Look through the lines below and extract any with the word "category".
_____
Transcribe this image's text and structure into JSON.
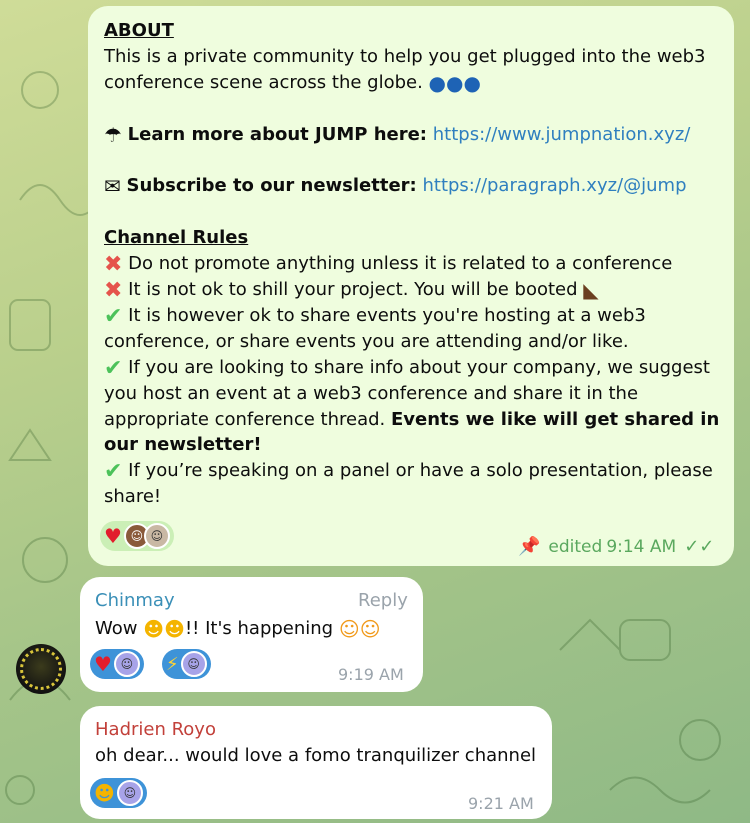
{
  "pinned_message": {
    "lines": {
      "about": "ABOUT",
      "l1": "This is a private community to help you get plugged into the web3",
      "l2": "conference scene across the globe.",
      "learn_label": "Learn more about JUMP here:",
      "learn_link": "https://www.jumpnation.xyz/",
      "subscribe_label": "Subscribe to our newsletter:",
      "subscribe_link": "https://paragraph.xyz/@jump",
      "rules_title": "Channel Rules",
      "r1": "Do not promote anything unless it is related to a conference",
      "r2": "It is not ok to shill your project. You will be booted",
      "r3a": "It is however ok to share events you're hosting at a web3",
      "r3b": "conference, or share events you are attending and/or like.",
      "r4a": "If you are looking to share info about your company, we suggest",
      "r4b": "you host an event at a web3 conference and share it in the",
      "r4c": "appropriate conference thread.",
      "r4d": "Events we like will get shared in",
      "r4e": "our newsletter!",
      "r5a": "If you’re speaking on a panel or have a solo presentation, please",
      "r5b": "share!"
    },
    "meta": {
      "status": "edited",
      "time": "9:14 AM"
    },
    "icons": [
      "parachute",
      "mailbox",
      "cross-mark",
      "check-mark",
      "boot",
      "globe",
      "pin",
      "double-check"
    ]
  },
  "messages": [
    {
      "sender": "Chinmay",
      "reply_label": "Reply",
      "text_a": "Wow",
      "text_b": "!! It's happening",
      "time": "9:19 AM"
    },
    {
      "sender": "Hadrien Royo",
      "text": "oh dear... would love a fomo tranquilizer channel",
      "time": "9:21 AM"
    }
  ],
  "colors": {
    "own_bubble": "#effdde",
    "incoming_bubble": "#ffffff",
    "link": "#2f7fbf",
    "chinmay_name": "#3a8fb7",
    "hadrien_name": "#c2403a",
    "meta_green": "#5aa85e",
    "reaction_blue": "#3e93d8"
  }
}
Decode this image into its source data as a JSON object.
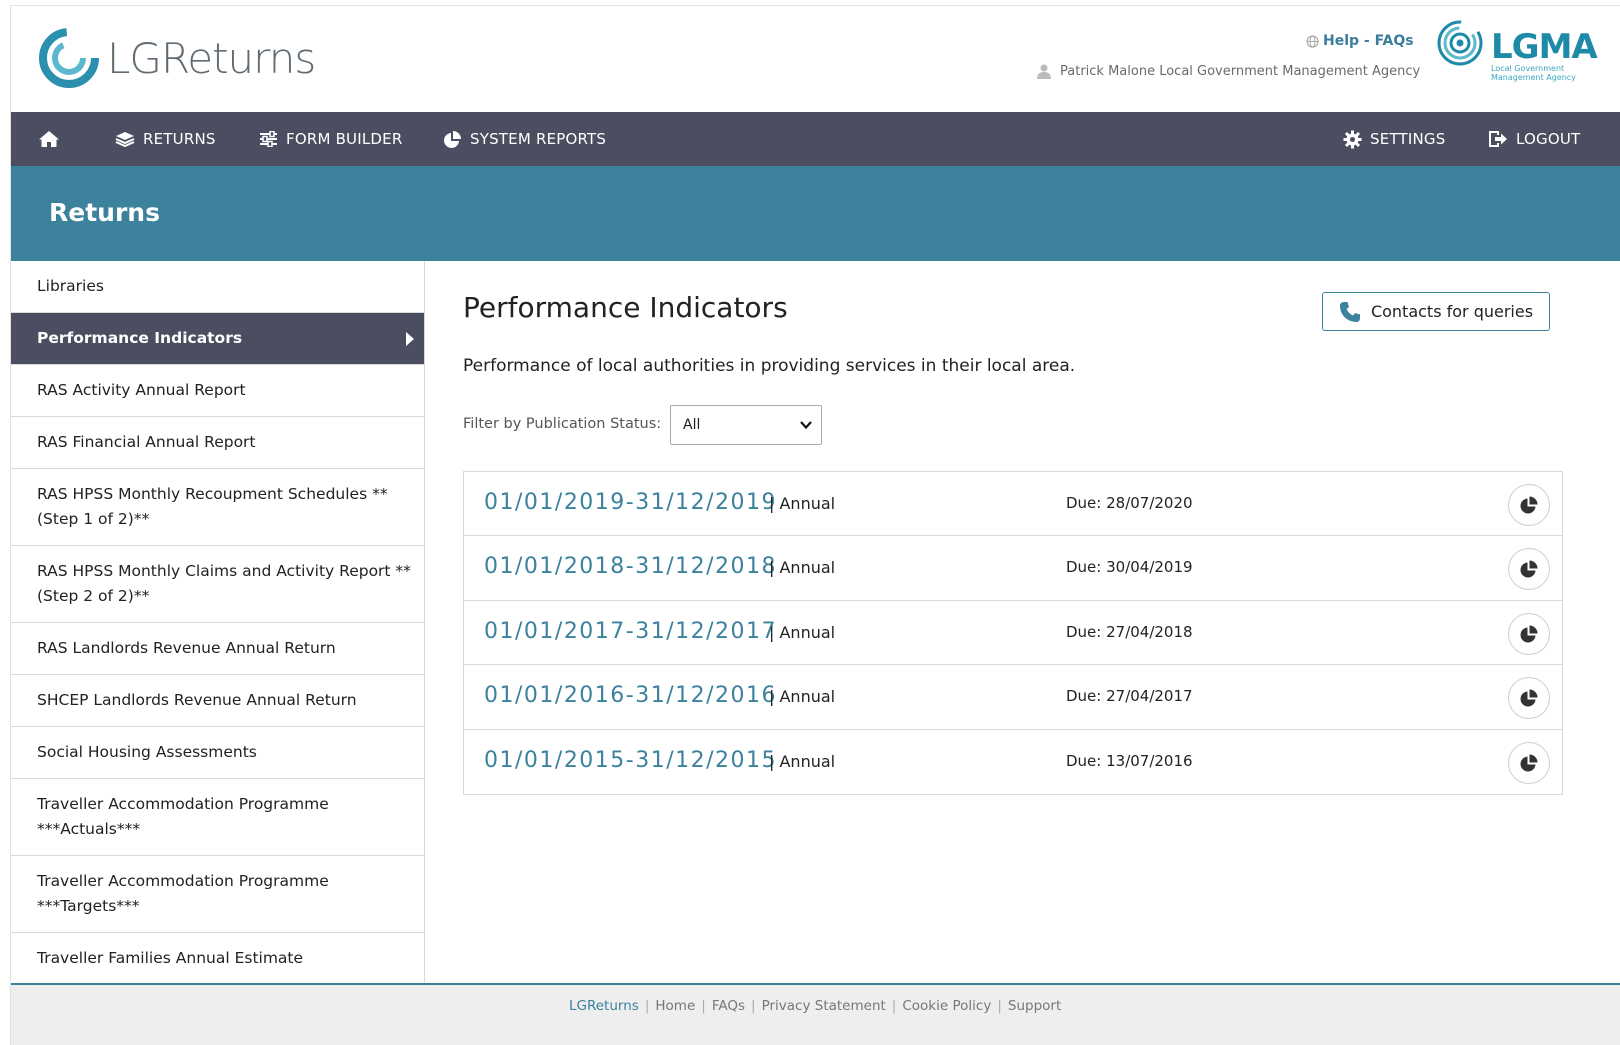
{
  "header": {
    "logo_text": "LGReturns",
    "help_label": "Help - FAQs",
    "user_text": "Patrick Malone Local Government Management Agency",
    "partner_logo_text": "LGMA",
    "partner_logo_sub_line1": "Local Government",
    "partner_logo_sub_line2": "Management Agency"
  },
  "nav": {
    "returns": "RETURNS",
    "form_builder": "FORM BUILDER",
    "system_reports": "SYSTEM REPORTS",
    "settings": "SETTINGS",
    "logout": "LOGOUT"
  },
  "banner": {
    "title": "Returns"
  },
  "sidebar": {
    "items": [
      {
        "label": "Libraries"
      },
      {
        "label": "Performance Indicators"
      },
      {
        "label": "RAS Activity Annual Report"
      },
      {
        "label": "RAS Financial Annual Report"
      },
      {
        "label": "RAS HPSS Monthly Recoupment Schedules ** (Step 1 of 2)**"
      },
      {
        "label": "RAS HPSS Monthly Claims and Activity Report ** (Step 2 of 2)**"
      },
      {
        "label": "RAS Landlords Revenue Annual Return"
      },
      {
        "label": "SHCEP Landlords Revenue Annual Return"
      },
      {
        "label": "Social Housing Assessments"
      },
      {
        "label": "Traveller Accommodation Programme ***Actuals***"
      },
      {
        "label": "Traveller Accommodation Programme ***Targets***"
      },
      {
        "label": "Traveller Families Annual Estimate"
      }
    ]
  },
  "main": {
    "title": "Performance Indicators",
    "contacts_label": "Contacts for queries",
    "description": "Performance of local authorities in providing services in their local area.",
    "filter_label": "Filter by Publication Status:",
    "filter_value": "All",
    "returns": [
      {
        "period": "01/01/2019-31/12/2019",
        "type": "| Annual",
        "due": "Due: 28/07/2020"
      },
      {
        "period": "01/01/2018-31/12/2018",
        "type": "| Annual",
        "due": "Due: 30/04/2019"
      },
      {
        "period": "01/01/2017-31/12/2017",
        "type": "| Annual",
        "due": "Due: 27/04/2018"
      },
      {
        "period": "01/01/2016-31/12/2016",
        "type": "| Annual",
        "due": "Due: 27/04/2017"
      },
      {
        "period": "01/01/2015-31/12/2015",
        "type": "| Annual",
        "due": "Due: 13/07/2016"
      }
    ]
  },
  "footer": {
    "links": [
      "LGReturns",
      "Home",
      "FAQs",
      "Privacy Statement",
      "Cookie Policy",
      "Support"
    ]
  },
  "colors": {
    "nav_bg": "#4b4e60",
    "banner_bg": "#3c829c",
    "accent": "#3c829c"
  }
}
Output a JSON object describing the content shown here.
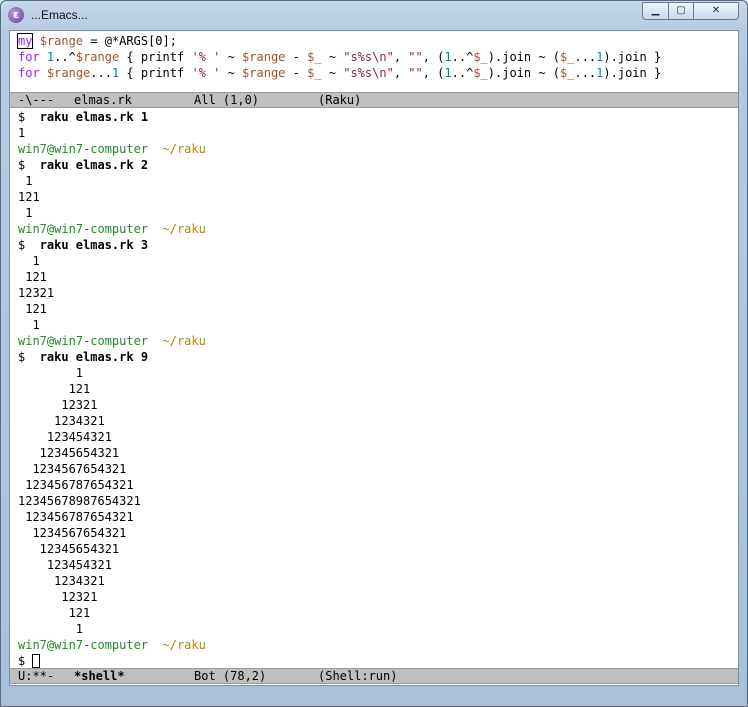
{
  "window": {
    "title": "...Emacs...",
    "icon": "emacs-icon",
    "buttons": {
      "minimize": "▁",
      "maximize": "▢",
      "close": "✕"
    }
  },
  "code": {
    "line1": {
      "kw": "my",
      "rest1": " ",
      "var": "$range",
      "rest2": " = @*ARGS[0];"
    },
    "line2": {
      "kw": "for",
      "a": " ",
      "n1": "1",
      "b": "..^",
      "v1": "$range",
      "c": " { printf ",
      "s1": "'% '",
      "d": " ~ ",
      "v2": "$range",
      "e": " - ",
      "v3": "$_",
      "f": " ~ ",
      "s2": "\"s%s\\n\"",
      "g": ", ",
      "s3": "\"\"",
      "h": ", (",
      "n2": "1",
      "i": "..^",
      "v4": "$_",
      "j": ").join ~ (",
      "v5": "$_",
      "k": "...",
      "n3": "1",
      "l": ").join }"
    },
    "line3": {
      "kw": "for",
      "a": " ",
      "v0": "$range",
      "b": "...",
      "n1": "1",
      "c": " { printf ",
      "s1": "'% '",
      "d": " ~ ",
      "v2": "$range",
      "e": " - ",
      "v3": "$_",
      "f": " ~ ",
      "s2": "\"s%s\\n\"",
      "g": ", ",
      "s3": "\"\"",
      "h": ", (",
      "n2": "1",
      "i": "..^",
      "v4": "$_",
      "j": ").join ~ (",
      "v5": "$_",
      "k": "...",
      "n3": "1",
      "l": ").join }"
    }
  },
  "modeline_top": {
    "status": "-\\---",
    "buffer": "elmas.rk",
    "position": "All (1,0)",
    "mode": "(Raku)"
  },
  "shell": {
    "prompt_user": "win7@win7-computer",
    "prompt_dir": "~/raku",
    "dollar": "$",
    "cmd1": "raku elmas.rk 1",
    "out1": [
      "1"
    ],
    "cmd2": "raku elmas.rk 2",
    "out2": [
      " 1",
      "121",
      " 1"
    ],
    "cmd3": "raku elmas.rk 3",
    "out3": [
      "  1",
      " 121",
      "12321",
      " 121",
      "  1"
    ],
    "cmd4": "raku elmas.rk 9",
    "out4": [
      "        1",
      "       121",
      "      12321",
      "     1234321",
      "    123454321",
      "   12345654321",
      "  1234567654321",
      " 123456787654321",
      "12345678987654321",
      " 123456787654321",
      "  1234567654321",
      "   12345654321",
      "    123454321",
      "     1234321",
      "      12321",
      "       121",
      "        1"
    ]
  },
  "modeline_bottom": {
    "status": "U:**-",
    "buffer": "*shell*",
    "position": "Bot (78,2)",
    "mode": "(Shell:run)"
  }
}
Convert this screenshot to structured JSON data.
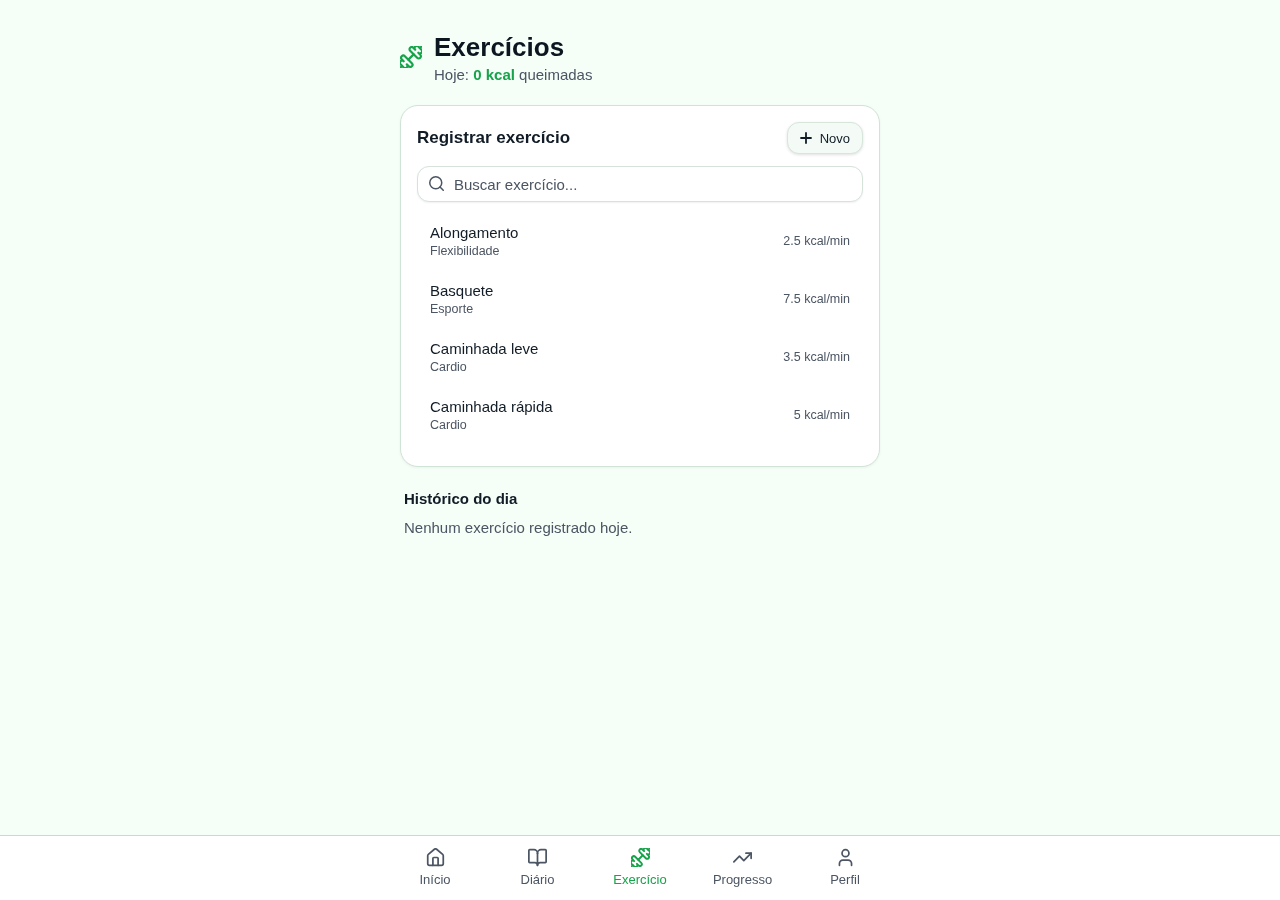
{
  "header": {
    "title": "Exercícios",
    "subtitle": "Hoje: **0 kcal** queimadas"
  },
  "register_card": {
    "title": "Registrar exercício",
    "new_button": "Novo",
    "search": {
      "placeholder": "Buscar exercício..."
    },
    "exercises": [
      {
        "name": "Alongamento",
        "category": "Flexibilidade",
        "rate": "2.5 kcal/min"
      },
      {
        "name": "Basquete",
        "category": "Esporte",
        "rate": "7.5 kcal/min"
      },
      {
        "name": "Caminhada leve",
        "category": "Cardio",
        "rate": "3.5 kcal/min"
      },
      {
        "name": "Caminhada rápida",
        "category": "Cardio",
        "rate": "5 kcal/min"
      }
    ]
  },
  "history": {
    "title": "Histórico do dia",
    "empty_text": "Nenhum exercício registrado hoje."
  },
  "bottom_nav": [
    {
      "kind": "home",
      "label": "Início",
      "selected": false
    },
    {
      "kind": "diary",
      "label": "Diário",
      "selected": false
    },
    {
      "kind": "exercise",
      "label": "Exercício",
      "selected": true
    },
    {
      "kind": "progress",
      "label": "Progresso",
      "selected": false
    },
    {
      "kind": "profile",
      "label": "Perfil",
      "selected": false
    }
  ]
}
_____
### Response to this task
        "category": "Flexibilidade",
        "category": "Esporte",
        "category": "Cardio",
        "category": "Cardio",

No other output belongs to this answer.